Billed as an ‘unofficial biography’ of the Blackwatch, this play is more politically relevant for its insight into the difficulties soldiers faced in Iraq, using their own words and experiences from interviews conducted by playwright Gregory Burke. It superbly captures the essence of Scottish soldiers through the acting, accents, dialogue and humour, at the same time making powerful points about the difficulties of fighting an enemy with very few resources who frequently use suicide attacks.
Scenes covering the history of the Blackwatch, its recent amalgamation, the political circumstances around the Iraq deployment and the hardships of the troops are all strung together seamlessly, while at the same time what keeps the audience engrossed is the personalities of the soldiers – simply there to do a job and cope as best they can. The powerful ending then makes a memorable performance unforgettable.
With so much continued media speculation surrounding the Iraq war, this piece gives an honest account from the troops who were actually there, from a recognizably Scottish viewpoint. Refreshing considering most pieces about war come from a America, Blackwatch instead demotes their role and casts doubt over their tactics.

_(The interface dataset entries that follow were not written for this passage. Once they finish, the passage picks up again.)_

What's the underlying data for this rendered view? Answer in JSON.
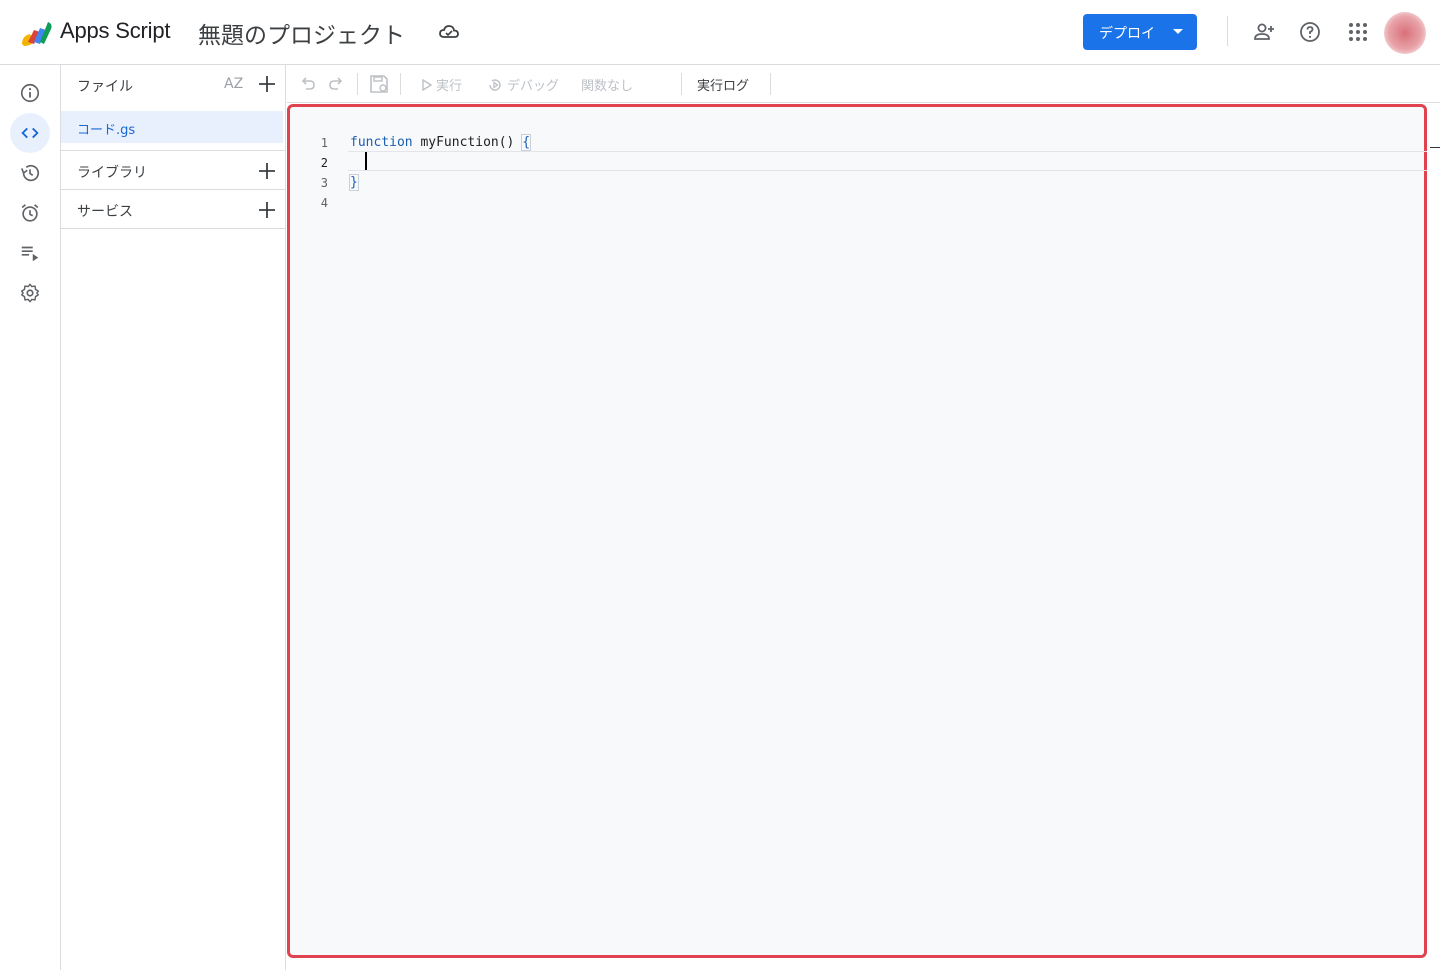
{
  "header": {
    "app_name": "Apps Script",
    "project_title": "無題のプロジェクト",
    "deploy_label": "デプロイ",
    "icons": [
      "cloud-icon",
      "add-person-icon",
      "help-icon",
      "apps-grid-icon"
    ]
  },
  "rail": {
    "items": [
      "info-icon",
      "code-icon",
      "history-icon",
      "alarm-icon",
      "executions-icon",
      "settings-icon"
    ],
    "active": "code-icon"
  },
  "files_panel": {
    "files_label": "ファイル",
    "sort_label": "AZ",
    "files": [
      "コード.gs"
    ],
    "libraries_label": "ライブラリ",
    "services_label": "サービス"
  },
  "toolbar": {
    "run_label": "実行",
    "debug_label": "デバッグ",
    "function_select": "関数なし",
    "log_label": "実行ログ"
  },
  "editor": {
    "line_numbers": [
      "1",
      "2",
      "3",
      "4"
    ],
    "line1_keyword": "function",
    "line1_name": "myFunction()",
    "line1_brace": "{",
    "line3_brace": "}"
  },
  "colors": {
    "accent": "#1a73e8",
    "highlight_border": "#e0434f",
    "active_bg": "#e8f0fe"
  }
}
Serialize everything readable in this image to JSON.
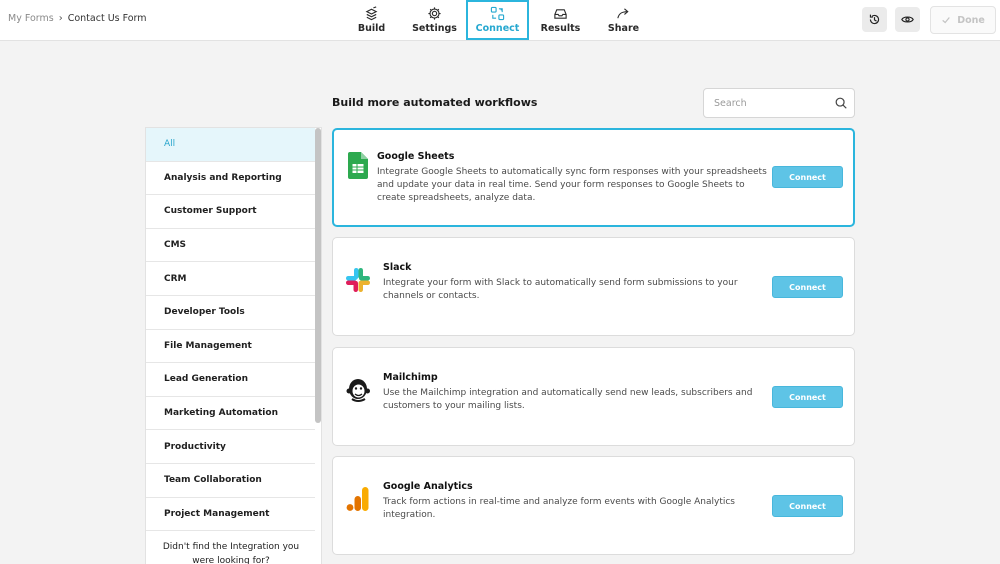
{
  "breadcrumb": {
    "parent": "My Forms",
    "separator": "›",
    "current": "Contact Us Form"
  },
  "nav": [
    {
      "label": "Build",
      "icon": "build-icon"
    },
    {
      "label": "Settings",
      "icon": "gear-icon"
    },
    {
      "label": "Connect",
      "icon": "connect-icon",
      "active": true
    },
    {
      "label": "Results",
      "icon": "inbox-icon"
    },
    {
      "label": "Share",
      "icon": "share-arrow-icon"
    }
  ],
  "toolbar": {
    "done_label": "Done"
  },
  "main": {
    "title": "Build more automated workflows",
    "search_placeholder": "Search"
  },
  "sidebar": {
    "categories": [
      "All",
      "Analysis and Reporting",
      "Customer Support",
      "CMS",
      "CRM",
      "Developer Tools",
      "File Management",
      "Lead Generation",
      "Marketing Automation",
      "Productivity",
      "Team Collaboration",
      "Project Management"
    ],
    "active_index": 0,
    "not_found_line1": "Didn't find the Integration you",
    "not_found_line2": "were looking for?"
  },
  "integrations": [
    {
      "name": "Google Sheets",
      "icon": "google-sheets-icon",
      "description": "Integrate Google Sheets to automatically sync form responses with your spreadsheets and update your data in real time. Send your form responses to Google Sheets to create spreadsheets, analyze data.",
      "button": "Connect"
    },
    {
      "name": "Slack",
      "icon": "slack-icon",
      "description": "Integrate your form with Slack to automatically send form submissions to your channels or contacts.",
      "button": "Connect"
    },
    {
      "name": "Mailchimp",
      "icon": "mailchimp-icon",
      "description": "Use the Mailchimp integration and automatically send new leads, subscribers and customers to your mailing lists.",
      "button": "Connect"
    },
    {
      "name": "Google Analytics",
      "icon": "google-analytics-icon",
      "description": "Track form actions in real-time and analyze form events with Google Analytics integration.",
      "button": "Connect"
    }
  ],
  "colors": {
    "accent": "#2bb5dd",
    "connect_button": "#5ec4e6",
    "active_category_bg": "#e5f6fb"
  }
}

Performed in an old military drill hall, the sparse set is combined with an intelligent use of lighting and powerful audio-visuals to provide even more strength to the piece. The use of music and song also added extraordinary impact to an already extremely emotional piece. All told, ‘Blackwatch’ is historically informed, politically relevant and brilliantly executed – one the most well-rounded, topically insightful and wonderfully paced pieces of theatre I’ve seen.